Serious Heat: How Did You Become a Chilehead?

Serious Heat

Andrea Lynn, senior editor of Chile Pepper magazine, shares thoughts and observations from the fiery food world.

"My baby, who's five, eats pico de gallo that sometimes cleans my sinuses out." —Pioneer Woman


[Flickr: hozae]

I'm always interested to hear people's stories about their paths to spice obsession—or just to tolerance. I think there are generally two ways: spice by immersion and a slow-building tolerance.

Spice By Immersion

My mom was a chilehead before I had even heard of the term. She loved making a batch of chili, adding more habaneros and hot sauce to the pot because she claimed it wasn't spicy enough.

By the time it got to the dinner table—or worse, a few days later—the heat would ignite my childhood palate. It was a good way to get me to drink milk, because I would slurp through glasses of it.

"Is it really that spicy?" my mom would ask. "YES!" was my flame-filled response. It was semi-torture but I learned to take it. By my teenage years, I was piling my pizza high with jalapenos and liberally dousing Sriracha on food. My mom had turned me into a spice addict.

Slow-Building Tolerance

In the November issue of Chile Pepper magazine, we profile Ree Drummond, aka Pioneer Woman, who loves to add a sneak of heat into meals for her family. The trick, she says, is building up spice slowly, allowing everyone, even her youngest child, to handle it.

"I think the best way to incorporate those flavors is starting with tiny little doses and working them into familiar things—like the chicken spaghetti, or macaroni and cheese. So you put a little in, and then six months later try a little more. You can never start out full force because kids' taste buds aren't ready for it yet. Their tongues aren't used to it," she said.

And now, partly as a result, she says, "My kids are pretty tough. My baby, who's five, eats pico de gallo that sometimes cleans my sinuses out, but he'll sit there and polish off half the bowl, and it's because I've slowly incorporated jalapenos into my cooking over the years. My first child, when she was five, would've looked at a jalapeno and started crying."

But you don't have to be a child to ease yourself into the world of spice. When I first began working at Chile Pepper, my boyfriend at the time had a very low tolerance. The more I began zesting up my dishes with dashes of cayenne pepper or red pepper flakes, the more his tolerance grew. After just about six months, he was about even with me. What was your path to chile addiction?

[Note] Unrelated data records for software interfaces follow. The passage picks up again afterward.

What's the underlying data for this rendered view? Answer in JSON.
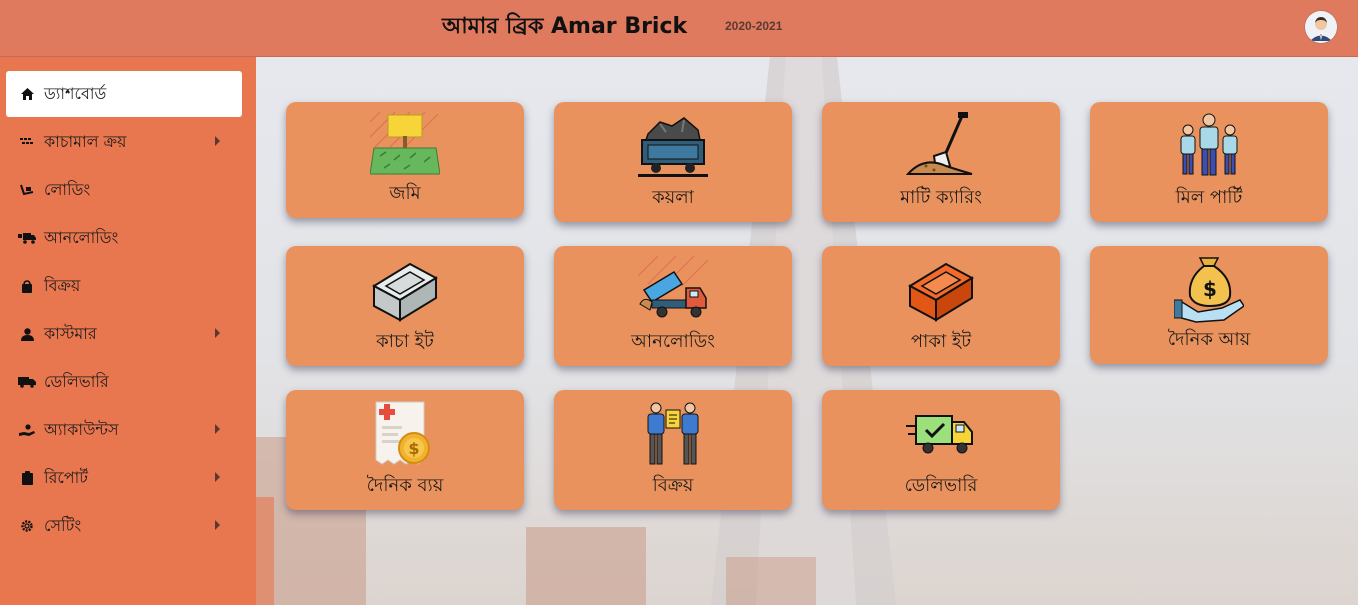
{
  "header": {
    "app_title": "আমার ব্রিক Amar Brick",
    "session": "2020-2021",
    "avatar_icon": "user-avatar-icon"
  },
  "sidebar": {
    "items": [
      {
        "label": "ড্যাশবোর্ড",
        "icon": "home-icon",
        "active": true,
        "submenu": false
      },
      {
        "label": "কাচামাল ক্রয়",
        "icon": "bricks-icon",
        "submenu": true
      },
      {
        "label": "লোডিং",
        "icon": "loading-icon",
        "submenu": false
      },
      {
        "label": "আনলোডিং",
        "icon": "truck-unload-icon",
        "submenu": false
      },
      {
        "label": "বিক্রয়",
        "icon": "shopping-bag-icon",
        "submenu": false
      },
      {
        "label": "কাস্টমার",
        "icon": "user-icon",
        "submenu": true
      },
      {
        "label": "ডেলিভারি",
        "icon": "delivery-truck-icon",
        "submenu": false
      },
      {
        "label": "অ্যাকাউন্টস",
        "icon": "hand-money-icon",
        "submenu": true
      },
      {
        "label": "রিপোর্ট",
        "icon": "clipboard-icon",
        "submenu": true
      },
      {
        "label": "সেটিং",
        "icon": "gear-icon",
        "submenu": true
      }
    ]
  },
  "tiles": [
    {
      "label": "জমি",
      "icon": "land-icon"
    },
    {
      "label": "কয়লা",
      "icon": "coal-cart-icon"
    },
    {
      "label": "মাটি ক্যারিং",
      "icon": "shovel-soil-icon"
    },
    {
      "label": "মিল পার্টি",
      "icon": "workers-group-icon"
    },
    {
      "label": "কাচা ইট",
      "icon": "raw-brick-icon"
    },
    {
      "label": "আনলোডিং",
      "icon": "dump-truck-icon"
    },
    {
      "label": "পাকা ইট",
      "icon": "burnt-brick-icon"
    },
    {
      "label": "দৈনিক আয়",
      "icon": "money-bag-icon"
    },
    {
      "label": "দৈনিক ব্যয়",
      "icon": "expense-bill-icon"
    },
    {
      "label": "বিক্রয়",
      "icon": "sale-handshake-icon"
    },
    {
      "label": "ডেলিভারি",
      "icon": "delivery-van-icon"
    }
  ],
  "colors": {
    "header": "#df7a5e",
    "sidebar": "#e8764f",
    "tile": "#ea925d",
    "active_item": "#ffffff"
  }
}
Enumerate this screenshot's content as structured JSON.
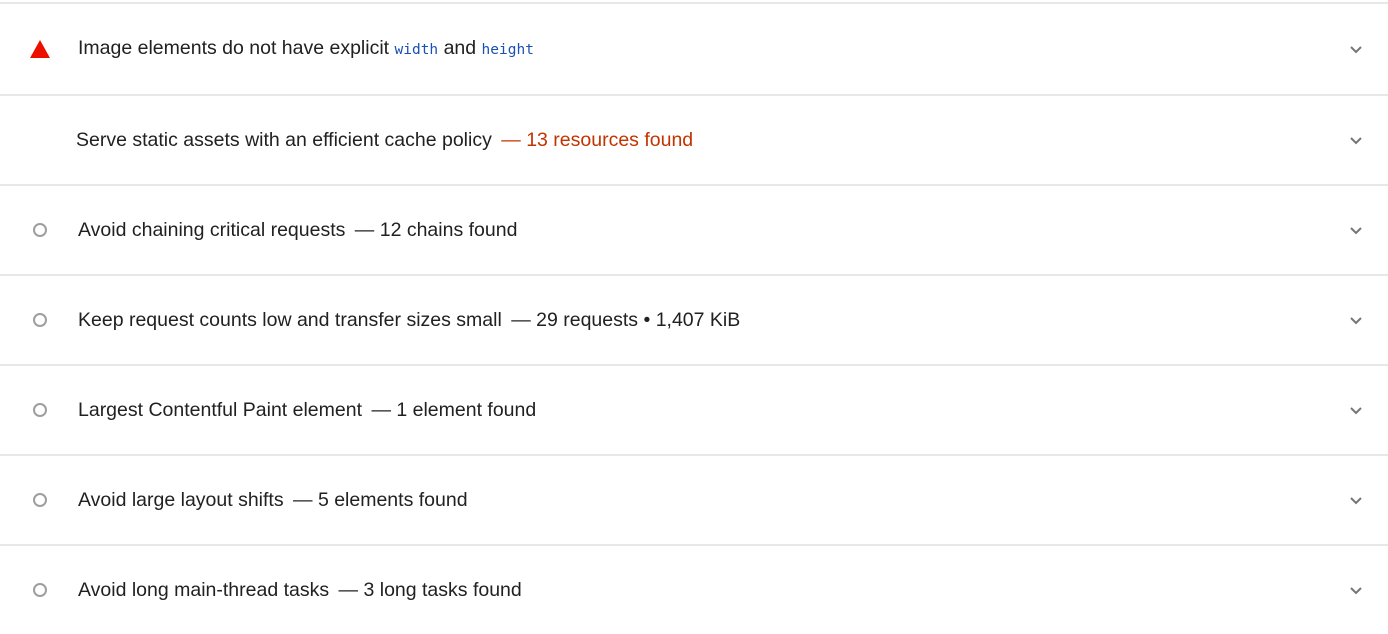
{
  "audits": [
    {
      "status": "fail",
      "status_icon": "red-triangle-icon",
      "title_parts": {
        "pre": "Image elements do not have explicit ",
        "code1": "width",
        "mid": " and ",
        "code2": "height"
      }
    },
    {
      "status": "average",
      "title": "Serve static assets with an efficient cache policy",
      "separator": "—",
      "display_value": "13 resources found",
      "display_color": "#c33300"
    },
    {
      "status": "informative",
      "title": "Avoid chaining critical requests",
      "separator": "—",
      "display_value": "12 chains found"
    },
    {
      "status": "informative",
      "title": "Keep request counts low and transfer sizes small",
      "separator": "—",
      "display_value": "29 requests • 1,407 KiB"
    },
    {
      "status": "informative",
      "title": "Largest Contentful Paint element",
      "separator": "—",
      "display_value": "1 element found"
    },
    {
      "status": "informative",
      "title": "Avoid large layout shifts",
      "separator": "—",
      "display_value": "5 elements found"
    },
    {
      "status": "informative",
      "title": "Avoid long main-thread tasks",
      "separator": "—",
      "display_value": "3 long tasks found"
    }
  ],
  "icons": {
    "fail": "red-triangle-icon",
    "informative": "circle-icon",
    "expand": "chevron-down-icon"
  },
  "colors": {
    "fail": "#eb3a33",
    "warn_text": "#c33300",
    "circle": "#9e9e9e",
    "code": "#1a4fb3",
    "divider": "#e8e8e8"
  }
}
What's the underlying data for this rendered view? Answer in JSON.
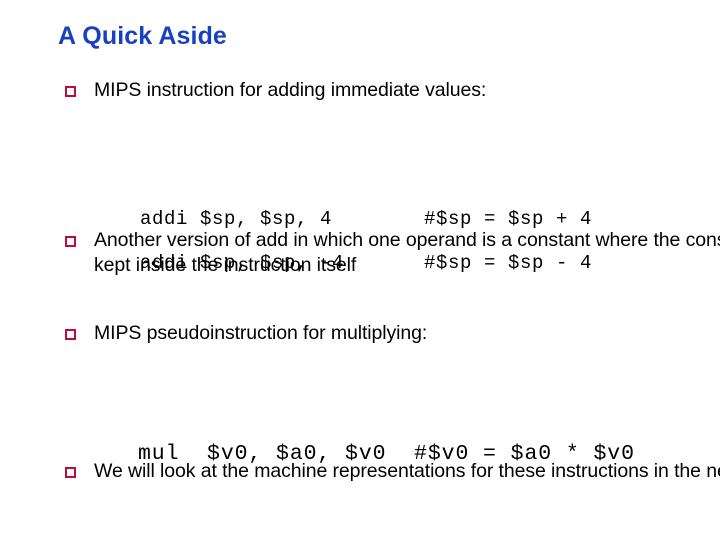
{
  "slide": {
    "title": "A Quick Aside",
    "title_color": "#1A3FC0",
    "background_color": "#FFFFFF",
    "bullet_marker_color": "#C00A3C",
    "body_text_color": "#000000"
  },
  "bullets": [
    {
      "id": "bullet-mips-addi",
      "marker": "hollow-square-bullet",
      "text": "MIPS instruction for adding immediate values:"
    },
    {
      "id": "bullet-another-version",
      "marker": "hollow-square-bullet",
      "text": "Another version of add in which one operand is a constant where the constant is kept inside the instruction itself"
    },
    {
      "id": "bullet-pseudoinstruction",
      "marker": "hollow-square-bullet",
      "text": "MIPS pseudoinstruction for multiplying:"
    },
    {
      "id": "bullet-next-lecture",
      "marker": "hollow-square-bullet",
      "text": "We will look at the machine representations for these instructions in the next lecture"
    }
  ],
  "code": {
    "addi_positive": {
      "instruction": "addi $sp, $sp, 4",
      "comment": "#$sp = $sp + 4"
    },
    "addi_negative": {
      "instruction": "addi $sp, $sp, -4",
      "comment": "#$sp = $sp - 4"
    },
    "mul": {
      "line": "mul  $v0, $a0, $v0  #$v0 = $a0 * $v0"
    }
  }
}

Note: Andrea Lynn is the senior editor of Chile Pepper magazine. On Wednesdays, she drops by with Serious Heat.